§ **INSTRUCTIONS FOR THE TASK**:
Could you copy exactly the line that contains "Read all visible content and emit it as JSON." and every line after it to the end of the records, and nothing more?

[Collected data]
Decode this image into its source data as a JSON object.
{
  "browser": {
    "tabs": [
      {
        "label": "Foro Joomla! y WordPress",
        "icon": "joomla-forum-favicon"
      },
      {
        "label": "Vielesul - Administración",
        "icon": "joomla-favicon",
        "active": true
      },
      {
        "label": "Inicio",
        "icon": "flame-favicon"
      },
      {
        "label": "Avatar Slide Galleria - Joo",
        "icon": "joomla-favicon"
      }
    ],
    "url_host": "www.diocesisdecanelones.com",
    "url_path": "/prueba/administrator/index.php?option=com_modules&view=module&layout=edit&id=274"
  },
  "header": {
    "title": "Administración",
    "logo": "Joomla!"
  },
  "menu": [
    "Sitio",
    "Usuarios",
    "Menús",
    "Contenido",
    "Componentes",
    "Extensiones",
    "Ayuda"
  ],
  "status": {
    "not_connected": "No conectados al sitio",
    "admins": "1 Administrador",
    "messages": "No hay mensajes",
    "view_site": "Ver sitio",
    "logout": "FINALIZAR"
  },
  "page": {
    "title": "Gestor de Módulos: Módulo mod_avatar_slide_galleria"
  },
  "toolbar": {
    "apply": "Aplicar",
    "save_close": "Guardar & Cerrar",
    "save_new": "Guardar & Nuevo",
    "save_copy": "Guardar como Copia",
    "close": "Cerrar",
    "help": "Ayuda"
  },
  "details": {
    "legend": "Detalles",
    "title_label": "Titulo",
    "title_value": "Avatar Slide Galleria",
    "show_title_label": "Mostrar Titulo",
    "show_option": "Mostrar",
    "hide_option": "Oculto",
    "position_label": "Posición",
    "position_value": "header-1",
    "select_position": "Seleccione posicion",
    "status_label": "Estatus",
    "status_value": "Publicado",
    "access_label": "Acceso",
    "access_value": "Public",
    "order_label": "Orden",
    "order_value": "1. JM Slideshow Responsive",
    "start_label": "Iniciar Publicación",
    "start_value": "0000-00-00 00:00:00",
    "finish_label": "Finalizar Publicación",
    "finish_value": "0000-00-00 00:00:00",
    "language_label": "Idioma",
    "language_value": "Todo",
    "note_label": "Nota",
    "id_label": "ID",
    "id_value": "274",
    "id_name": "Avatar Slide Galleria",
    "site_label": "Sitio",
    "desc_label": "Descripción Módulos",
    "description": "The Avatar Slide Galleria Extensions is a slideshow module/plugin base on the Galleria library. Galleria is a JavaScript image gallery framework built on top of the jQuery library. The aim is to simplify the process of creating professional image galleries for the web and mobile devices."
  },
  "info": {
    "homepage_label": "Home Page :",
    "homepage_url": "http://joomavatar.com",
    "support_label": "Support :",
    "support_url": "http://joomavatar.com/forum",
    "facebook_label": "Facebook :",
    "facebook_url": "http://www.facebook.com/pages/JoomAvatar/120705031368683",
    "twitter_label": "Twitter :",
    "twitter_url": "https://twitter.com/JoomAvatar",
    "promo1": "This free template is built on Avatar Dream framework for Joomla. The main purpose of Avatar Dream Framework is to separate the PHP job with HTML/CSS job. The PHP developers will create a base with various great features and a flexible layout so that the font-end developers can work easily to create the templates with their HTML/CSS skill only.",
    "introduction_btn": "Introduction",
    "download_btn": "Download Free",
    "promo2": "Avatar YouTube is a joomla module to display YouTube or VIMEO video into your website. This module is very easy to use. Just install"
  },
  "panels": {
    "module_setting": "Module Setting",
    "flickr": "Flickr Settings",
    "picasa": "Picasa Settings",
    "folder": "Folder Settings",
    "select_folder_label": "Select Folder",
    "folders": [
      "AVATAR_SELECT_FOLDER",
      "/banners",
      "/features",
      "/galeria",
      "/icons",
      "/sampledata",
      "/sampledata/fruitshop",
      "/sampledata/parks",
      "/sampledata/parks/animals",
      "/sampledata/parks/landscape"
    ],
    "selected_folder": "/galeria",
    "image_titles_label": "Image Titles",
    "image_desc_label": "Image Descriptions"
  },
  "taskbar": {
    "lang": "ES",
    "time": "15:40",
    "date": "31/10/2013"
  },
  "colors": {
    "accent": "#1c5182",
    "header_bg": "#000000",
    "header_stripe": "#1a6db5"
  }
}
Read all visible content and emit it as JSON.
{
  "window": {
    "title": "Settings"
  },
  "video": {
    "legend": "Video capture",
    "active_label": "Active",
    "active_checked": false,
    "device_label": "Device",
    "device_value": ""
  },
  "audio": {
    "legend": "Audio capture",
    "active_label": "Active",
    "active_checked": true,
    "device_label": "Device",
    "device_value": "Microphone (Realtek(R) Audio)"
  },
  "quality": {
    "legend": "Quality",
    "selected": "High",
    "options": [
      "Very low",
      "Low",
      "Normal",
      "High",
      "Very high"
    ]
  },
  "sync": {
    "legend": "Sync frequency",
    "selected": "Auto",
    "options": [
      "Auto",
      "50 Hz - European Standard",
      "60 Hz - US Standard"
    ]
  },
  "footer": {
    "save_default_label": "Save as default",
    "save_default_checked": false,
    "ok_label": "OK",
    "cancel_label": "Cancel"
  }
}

§ **WRITTEN RESPONSE**:
Read all visible content and emit it as JSON.
{
  "window": {
    "title": "Settings"
  },
  "video": {
    "legend": "Video capture",
    "active_label": "Active",
    "active_checked": false,
    "device_label": "Device",
    "device_value": ""
  },
  "audio": {
    "legend": "Audio capture",
    "active_label": "Active",
    "active_checked": true,
    "device_label": "Device",
    "device_value": "Microphone (Realtek(R) Audio)"
  },
  "quality": {
    "legend": "Quality",
    "selected": "High",
    "options": [
      "Very low",
      "Low",
      "Normal",
      "High",
      "Very high"
    ]
  },
  "sync": {
    "legend": "Sync frequency",
    "selected": "Auto",
    "options": [
      "Auto",
      "50 Hz - European Standard",
      "60 Hz - US Standard"
    ]
  },
  "footer": {
    "save_default_label": "Save as default",
    "save_default_checked": false,
    "ok_label": "OK",
    "cancel_label": "Cancel"
  }
}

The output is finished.